ABOUT THIS EXERCISE
Give back a single figure: the number of lines in the entries below that contain "from".
■ ■ ■
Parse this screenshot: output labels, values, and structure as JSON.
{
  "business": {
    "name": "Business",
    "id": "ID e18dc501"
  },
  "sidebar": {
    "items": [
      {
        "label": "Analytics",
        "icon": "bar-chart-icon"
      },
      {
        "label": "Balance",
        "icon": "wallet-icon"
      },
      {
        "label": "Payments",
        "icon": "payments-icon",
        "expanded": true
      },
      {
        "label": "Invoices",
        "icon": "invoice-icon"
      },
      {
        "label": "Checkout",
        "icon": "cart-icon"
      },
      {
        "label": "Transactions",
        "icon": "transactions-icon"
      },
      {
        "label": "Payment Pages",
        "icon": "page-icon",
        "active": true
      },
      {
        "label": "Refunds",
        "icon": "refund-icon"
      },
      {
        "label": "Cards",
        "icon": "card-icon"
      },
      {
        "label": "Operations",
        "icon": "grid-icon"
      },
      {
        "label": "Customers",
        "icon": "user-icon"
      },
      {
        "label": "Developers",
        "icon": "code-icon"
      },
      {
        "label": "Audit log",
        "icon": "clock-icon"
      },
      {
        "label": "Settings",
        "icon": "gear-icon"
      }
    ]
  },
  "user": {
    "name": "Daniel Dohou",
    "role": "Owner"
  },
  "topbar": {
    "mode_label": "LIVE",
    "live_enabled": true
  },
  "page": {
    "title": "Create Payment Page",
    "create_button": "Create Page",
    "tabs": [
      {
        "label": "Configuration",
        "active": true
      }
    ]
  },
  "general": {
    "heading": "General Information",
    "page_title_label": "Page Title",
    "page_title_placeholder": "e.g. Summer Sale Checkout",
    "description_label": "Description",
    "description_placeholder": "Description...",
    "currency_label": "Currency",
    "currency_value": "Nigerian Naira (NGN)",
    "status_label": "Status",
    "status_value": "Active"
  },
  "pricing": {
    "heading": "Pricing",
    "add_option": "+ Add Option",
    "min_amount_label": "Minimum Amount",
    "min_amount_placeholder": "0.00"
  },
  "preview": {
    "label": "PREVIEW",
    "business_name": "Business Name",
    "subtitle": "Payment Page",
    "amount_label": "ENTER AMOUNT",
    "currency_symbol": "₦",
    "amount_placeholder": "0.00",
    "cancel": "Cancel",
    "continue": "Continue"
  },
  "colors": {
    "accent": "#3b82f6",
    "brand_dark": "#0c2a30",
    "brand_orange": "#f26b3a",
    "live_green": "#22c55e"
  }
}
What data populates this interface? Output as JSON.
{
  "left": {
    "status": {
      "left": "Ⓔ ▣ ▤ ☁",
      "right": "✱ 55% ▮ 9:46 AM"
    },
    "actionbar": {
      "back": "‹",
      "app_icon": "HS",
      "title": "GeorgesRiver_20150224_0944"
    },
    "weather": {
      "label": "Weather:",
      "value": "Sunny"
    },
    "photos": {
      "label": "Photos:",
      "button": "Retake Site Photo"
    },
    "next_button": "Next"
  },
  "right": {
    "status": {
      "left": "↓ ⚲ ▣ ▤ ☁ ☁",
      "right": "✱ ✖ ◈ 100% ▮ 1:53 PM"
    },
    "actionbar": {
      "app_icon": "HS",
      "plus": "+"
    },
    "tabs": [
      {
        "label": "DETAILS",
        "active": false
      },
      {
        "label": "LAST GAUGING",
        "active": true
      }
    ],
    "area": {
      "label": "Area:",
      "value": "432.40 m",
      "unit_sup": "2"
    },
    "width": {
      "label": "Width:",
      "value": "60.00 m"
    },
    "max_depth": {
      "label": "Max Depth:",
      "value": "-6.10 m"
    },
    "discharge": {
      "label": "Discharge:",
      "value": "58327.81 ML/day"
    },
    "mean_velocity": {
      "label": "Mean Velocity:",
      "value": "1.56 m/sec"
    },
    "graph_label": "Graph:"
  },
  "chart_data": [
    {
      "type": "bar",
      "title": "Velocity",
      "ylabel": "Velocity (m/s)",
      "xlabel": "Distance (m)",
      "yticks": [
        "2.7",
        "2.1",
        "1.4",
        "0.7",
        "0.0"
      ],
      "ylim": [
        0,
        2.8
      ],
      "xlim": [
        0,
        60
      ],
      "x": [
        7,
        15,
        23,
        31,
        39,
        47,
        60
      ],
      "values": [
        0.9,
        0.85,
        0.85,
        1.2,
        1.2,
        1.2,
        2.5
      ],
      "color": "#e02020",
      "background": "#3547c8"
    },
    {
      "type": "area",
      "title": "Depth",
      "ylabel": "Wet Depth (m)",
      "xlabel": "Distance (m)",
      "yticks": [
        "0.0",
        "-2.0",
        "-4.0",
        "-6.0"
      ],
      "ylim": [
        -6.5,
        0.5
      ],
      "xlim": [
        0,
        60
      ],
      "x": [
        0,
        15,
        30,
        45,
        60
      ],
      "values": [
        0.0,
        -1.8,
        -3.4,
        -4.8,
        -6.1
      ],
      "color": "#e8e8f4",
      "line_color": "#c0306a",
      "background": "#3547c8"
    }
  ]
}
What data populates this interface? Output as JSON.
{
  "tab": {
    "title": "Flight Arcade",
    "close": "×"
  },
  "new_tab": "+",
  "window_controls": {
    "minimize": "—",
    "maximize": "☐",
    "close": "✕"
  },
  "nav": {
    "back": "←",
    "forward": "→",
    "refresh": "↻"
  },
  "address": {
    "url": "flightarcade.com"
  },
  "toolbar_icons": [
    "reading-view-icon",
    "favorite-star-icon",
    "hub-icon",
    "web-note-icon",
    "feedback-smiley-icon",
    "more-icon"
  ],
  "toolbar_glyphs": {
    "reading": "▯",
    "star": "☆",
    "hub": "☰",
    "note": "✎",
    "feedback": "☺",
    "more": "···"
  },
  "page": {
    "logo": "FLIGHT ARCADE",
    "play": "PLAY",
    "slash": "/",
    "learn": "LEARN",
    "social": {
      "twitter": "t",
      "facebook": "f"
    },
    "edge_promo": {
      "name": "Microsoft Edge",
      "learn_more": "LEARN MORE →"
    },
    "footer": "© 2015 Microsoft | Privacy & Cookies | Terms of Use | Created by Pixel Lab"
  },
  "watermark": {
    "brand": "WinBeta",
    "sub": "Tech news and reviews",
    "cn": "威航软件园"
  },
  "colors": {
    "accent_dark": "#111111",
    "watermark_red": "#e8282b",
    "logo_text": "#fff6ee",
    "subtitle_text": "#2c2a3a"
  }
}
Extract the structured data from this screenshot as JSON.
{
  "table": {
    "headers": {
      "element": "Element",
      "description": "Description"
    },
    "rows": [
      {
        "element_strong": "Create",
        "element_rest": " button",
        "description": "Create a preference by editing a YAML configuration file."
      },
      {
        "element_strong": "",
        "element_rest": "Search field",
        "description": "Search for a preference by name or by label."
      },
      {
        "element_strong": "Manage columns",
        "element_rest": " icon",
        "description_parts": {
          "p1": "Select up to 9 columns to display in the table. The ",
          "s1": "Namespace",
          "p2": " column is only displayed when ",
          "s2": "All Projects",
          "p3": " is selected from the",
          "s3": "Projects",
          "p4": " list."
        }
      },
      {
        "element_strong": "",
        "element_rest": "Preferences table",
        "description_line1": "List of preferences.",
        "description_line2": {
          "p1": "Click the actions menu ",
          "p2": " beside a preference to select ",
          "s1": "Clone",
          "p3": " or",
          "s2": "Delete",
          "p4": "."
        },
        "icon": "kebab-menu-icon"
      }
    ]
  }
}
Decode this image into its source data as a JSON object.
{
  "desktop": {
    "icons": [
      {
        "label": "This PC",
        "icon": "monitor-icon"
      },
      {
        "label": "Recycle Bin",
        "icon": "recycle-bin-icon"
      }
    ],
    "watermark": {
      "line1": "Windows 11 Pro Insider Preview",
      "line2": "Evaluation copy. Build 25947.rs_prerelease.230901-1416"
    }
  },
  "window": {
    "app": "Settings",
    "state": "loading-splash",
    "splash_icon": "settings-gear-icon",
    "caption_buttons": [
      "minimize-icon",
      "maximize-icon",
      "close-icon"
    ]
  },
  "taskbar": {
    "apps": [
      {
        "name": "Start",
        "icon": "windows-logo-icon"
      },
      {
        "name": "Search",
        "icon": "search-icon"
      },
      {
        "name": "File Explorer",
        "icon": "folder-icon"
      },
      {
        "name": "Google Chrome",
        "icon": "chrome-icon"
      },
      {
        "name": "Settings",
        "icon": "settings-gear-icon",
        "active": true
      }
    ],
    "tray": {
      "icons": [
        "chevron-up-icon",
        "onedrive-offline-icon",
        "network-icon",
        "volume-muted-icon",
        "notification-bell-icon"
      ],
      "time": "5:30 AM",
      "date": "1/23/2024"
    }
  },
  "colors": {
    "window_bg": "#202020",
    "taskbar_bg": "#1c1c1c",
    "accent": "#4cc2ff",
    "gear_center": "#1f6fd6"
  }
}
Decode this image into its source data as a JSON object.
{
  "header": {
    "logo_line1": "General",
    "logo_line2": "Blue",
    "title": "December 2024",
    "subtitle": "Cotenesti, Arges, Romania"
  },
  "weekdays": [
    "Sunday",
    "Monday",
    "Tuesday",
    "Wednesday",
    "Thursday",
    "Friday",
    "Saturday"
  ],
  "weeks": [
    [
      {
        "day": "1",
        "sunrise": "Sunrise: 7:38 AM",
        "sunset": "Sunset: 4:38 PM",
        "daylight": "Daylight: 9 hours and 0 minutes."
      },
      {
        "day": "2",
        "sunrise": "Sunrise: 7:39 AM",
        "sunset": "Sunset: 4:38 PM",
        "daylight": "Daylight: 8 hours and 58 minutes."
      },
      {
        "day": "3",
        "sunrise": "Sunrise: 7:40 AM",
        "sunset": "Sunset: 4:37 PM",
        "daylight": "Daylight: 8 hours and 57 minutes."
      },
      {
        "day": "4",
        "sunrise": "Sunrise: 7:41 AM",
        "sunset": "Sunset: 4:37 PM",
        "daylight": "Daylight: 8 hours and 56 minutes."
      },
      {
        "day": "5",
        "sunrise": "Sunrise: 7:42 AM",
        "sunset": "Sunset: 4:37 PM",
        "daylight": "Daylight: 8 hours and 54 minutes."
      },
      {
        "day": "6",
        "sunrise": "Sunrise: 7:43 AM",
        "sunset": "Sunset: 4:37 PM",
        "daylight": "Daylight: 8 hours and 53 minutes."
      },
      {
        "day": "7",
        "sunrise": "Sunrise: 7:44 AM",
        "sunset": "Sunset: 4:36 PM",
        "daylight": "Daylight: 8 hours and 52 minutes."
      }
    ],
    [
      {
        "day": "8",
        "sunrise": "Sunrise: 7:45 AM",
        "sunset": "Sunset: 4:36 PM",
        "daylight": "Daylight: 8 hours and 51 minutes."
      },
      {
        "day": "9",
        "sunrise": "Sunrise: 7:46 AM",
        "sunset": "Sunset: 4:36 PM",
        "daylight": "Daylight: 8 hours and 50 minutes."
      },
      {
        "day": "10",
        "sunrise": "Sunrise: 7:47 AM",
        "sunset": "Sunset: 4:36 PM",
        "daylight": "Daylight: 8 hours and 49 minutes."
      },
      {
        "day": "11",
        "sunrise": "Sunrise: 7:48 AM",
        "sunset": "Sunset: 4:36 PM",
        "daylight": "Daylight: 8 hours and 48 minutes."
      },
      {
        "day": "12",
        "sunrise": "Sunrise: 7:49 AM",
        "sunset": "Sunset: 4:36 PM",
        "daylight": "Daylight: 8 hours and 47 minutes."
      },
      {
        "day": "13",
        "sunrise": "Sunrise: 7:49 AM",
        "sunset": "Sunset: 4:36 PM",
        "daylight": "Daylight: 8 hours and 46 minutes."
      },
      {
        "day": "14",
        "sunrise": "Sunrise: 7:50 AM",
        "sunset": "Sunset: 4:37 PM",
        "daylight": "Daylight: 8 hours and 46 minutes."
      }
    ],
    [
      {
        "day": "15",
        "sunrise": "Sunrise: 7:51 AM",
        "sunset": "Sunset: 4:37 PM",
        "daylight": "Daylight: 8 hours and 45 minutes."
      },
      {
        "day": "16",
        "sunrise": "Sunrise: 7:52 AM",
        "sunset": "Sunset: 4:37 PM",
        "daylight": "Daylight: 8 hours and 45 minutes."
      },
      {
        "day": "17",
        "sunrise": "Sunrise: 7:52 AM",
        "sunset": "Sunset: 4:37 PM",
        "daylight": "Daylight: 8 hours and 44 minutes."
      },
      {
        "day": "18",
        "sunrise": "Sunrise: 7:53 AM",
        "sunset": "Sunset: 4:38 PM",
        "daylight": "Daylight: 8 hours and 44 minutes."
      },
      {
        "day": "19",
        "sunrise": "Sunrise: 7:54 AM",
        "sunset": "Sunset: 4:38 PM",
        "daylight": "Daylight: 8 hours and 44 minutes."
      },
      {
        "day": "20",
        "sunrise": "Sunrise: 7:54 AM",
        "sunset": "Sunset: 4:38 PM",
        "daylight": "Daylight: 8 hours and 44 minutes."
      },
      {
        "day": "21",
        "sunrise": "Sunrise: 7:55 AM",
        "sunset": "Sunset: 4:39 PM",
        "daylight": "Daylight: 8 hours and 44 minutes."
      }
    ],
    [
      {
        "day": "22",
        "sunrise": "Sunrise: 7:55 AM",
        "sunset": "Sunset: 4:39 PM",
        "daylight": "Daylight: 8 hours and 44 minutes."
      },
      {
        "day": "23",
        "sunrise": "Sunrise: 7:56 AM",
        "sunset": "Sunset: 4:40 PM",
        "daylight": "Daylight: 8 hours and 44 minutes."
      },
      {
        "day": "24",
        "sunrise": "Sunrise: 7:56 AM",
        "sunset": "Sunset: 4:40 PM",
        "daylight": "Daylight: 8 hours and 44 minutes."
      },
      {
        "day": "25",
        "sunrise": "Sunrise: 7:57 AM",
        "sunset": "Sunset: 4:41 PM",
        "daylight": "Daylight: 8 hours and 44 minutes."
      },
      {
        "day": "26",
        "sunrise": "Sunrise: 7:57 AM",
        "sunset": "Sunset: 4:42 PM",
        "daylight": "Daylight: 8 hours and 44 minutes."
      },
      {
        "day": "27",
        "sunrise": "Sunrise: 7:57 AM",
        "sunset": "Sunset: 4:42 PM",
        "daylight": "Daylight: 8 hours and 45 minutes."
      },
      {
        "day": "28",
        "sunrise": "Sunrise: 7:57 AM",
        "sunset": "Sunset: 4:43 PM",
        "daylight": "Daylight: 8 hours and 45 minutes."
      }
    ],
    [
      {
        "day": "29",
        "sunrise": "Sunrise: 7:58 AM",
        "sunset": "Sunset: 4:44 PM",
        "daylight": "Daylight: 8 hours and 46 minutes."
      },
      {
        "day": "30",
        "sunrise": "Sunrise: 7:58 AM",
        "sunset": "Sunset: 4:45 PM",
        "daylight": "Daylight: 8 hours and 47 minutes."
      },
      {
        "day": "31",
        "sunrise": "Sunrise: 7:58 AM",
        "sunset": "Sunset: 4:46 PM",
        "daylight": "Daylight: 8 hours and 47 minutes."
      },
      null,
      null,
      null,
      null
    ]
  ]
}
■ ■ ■
SOLUTION
2